The ownership battle of Stockmann looks to turn out in Hartwall’s favor.
Now, the third largest owner of Stockmann, The Swedish Literature Society (SLS) makes a turn and announces that it does not see obstacles to a merger of the two share series the company.
The largest owner of Stockmann, Hartwall Capital, wants the vote A shares and limited voting class B shares to be merged into a single series of shares, arguing that it would eventually benefit the company’s share price.
This would also change the power balance to Hartwall’s favor.
The second largest owner Konstsamfundet CEO Kaj-Gustaf Bergh has called it an attempt to hijack the company when the share price is at its lowest, and now leaves the presidency of Stockmann.

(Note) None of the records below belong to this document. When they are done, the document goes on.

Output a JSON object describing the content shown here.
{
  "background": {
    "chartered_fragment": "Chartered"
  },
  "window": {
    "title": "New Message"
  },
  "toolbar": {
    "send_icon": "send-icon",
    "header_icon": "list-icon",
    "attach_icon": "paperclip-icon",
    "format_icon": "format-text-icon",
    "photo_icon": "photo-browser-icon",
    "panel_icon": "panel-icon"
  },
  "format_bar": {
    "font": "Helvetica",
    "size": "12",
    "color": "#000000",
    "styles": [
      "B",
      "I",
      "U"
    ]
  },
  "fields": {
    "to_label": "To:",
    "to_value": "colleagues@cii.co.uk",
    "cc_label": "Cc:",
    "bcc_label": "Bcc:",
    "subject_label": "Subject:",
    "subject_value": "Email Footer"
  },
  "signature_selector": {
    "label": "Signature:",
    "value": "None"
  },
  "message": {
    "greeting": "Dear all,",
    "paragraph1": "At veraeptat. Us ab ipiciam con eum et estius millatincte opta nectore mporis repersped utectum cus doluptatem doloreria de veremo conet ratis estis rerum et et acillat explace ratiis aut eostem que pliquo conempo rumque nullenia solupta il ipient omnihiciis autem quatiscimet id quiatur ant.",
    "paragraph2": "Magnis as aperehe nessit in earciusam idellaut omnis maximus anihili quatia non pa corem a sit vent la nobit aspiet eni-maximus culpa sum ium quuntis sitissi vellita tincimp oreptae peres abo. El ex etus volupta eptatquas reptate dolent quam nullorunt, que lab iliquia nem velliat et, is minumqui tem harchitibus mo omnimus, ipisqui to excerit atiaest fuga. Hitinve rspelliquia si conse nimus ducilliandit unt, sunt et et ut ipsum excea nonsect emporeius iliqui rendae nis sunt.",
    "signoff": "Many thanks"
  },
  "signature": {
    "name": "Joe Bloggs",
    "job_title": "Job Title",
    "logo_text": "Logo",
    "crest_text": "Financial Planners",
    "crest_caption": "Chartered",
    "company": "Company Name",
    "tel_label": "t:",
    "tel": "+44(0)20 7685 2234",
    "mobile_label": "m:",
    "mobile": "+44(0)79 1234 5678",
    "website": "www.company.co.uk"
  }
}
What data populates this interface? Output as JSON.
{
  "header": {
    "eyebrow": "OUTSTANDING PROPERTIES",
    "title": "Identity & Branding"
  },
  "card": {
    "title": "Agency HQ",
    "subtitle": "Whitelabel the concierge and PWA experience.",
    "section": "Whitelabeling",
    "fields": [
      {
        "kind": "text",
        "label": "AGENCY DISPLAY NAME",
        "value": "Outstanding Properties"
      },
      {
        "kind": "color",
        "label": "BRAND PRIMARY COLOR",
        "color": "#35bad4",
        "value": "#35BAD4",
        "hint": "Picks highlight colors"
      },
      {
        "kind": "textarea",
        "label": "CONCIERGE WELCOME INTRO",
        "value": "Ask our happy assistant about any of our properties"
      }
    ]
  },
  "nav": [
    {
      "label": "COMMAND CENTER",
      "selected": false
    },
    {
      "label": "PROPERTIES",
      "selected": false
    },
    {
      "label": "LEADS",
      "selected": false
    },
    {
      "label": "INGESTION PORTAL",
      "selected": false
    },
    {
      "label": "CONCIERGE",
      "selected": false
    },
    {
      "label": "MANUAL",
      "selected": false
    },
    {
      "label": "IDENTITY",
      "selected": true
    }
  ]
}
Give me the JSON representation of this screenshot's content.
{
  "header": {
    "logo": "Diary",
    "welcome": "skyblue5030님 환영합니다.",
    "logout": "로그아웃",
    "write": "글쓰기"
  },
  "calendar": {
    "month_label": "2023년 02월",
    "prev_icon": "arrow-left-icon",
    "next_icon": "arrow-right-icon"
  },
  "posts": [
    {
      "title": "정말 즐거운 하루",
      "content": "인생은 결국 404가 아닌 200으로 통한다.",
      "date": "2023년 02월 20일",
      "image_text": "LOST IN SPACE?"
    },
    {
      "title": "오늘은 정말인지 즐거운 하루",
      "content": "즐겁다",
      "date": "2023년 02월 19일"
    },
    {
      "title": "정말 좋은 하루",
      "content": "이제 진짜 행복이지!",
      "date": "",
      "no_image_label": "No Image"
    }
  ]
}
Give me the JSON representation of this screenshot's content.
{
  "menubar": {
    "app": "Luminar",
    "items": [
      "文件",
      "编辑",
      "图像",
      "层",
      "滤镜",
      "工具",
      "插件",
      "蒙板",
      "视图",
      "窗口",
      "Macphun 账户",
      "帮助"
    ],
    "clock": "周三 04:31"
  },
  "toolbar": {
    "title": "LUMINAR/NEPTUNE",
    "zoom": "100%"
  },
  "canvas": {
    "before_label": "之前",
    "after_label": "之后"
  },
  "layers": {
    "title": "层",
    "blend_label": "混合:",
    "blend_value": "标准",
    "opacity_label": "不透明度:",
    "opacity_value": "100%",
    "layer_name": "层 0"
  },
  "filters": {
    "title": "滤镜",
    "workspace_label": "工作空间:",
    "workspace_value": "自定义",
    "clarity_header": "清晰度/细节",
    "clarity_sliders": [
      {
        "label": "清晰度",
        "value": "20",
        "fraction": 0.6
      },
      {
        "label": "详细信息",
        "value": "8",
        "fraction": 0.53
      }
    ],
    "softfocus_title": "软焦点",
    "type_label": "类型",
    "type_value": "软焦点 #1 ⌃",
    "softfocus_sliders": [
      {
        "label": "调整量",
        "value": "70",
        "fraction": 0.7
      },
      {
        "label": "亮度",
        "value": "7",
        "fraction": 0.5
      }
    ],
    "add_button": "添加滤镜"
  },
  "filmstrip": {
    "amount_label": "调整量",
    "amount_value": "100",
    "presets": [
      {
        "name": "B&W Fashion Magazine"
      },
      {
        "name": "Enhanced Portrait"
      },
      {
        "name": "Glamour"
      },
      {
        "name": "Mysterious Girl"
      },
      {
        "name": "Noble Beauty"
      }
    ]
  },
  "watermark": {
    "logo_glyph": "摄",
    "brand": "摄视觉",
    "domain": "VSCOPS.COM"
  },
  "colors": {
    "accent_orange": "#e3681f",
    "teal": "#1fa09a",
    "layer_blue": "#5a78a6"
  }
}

“We have in the SLS made a thorough investigation of the matter and considered it from the SLS perspective and in light of our investment policy. In principle, we are open to a merger of the share series, however, that it would be realized through a proposal prepared by the company’s board, and together with the major shareholders, ” says Swedish Literature Society president, Dag Wallgren, to Hufvudstadsbladet.
In contrast, says the Finance Council – who has the final say in how the Literature Society’s assets are managed – that the compensation for those forced to abstain vote shares is insufficient, but is “open to further discussions.”
Stockmann’s Annual General Meeting will be held on Tuesday.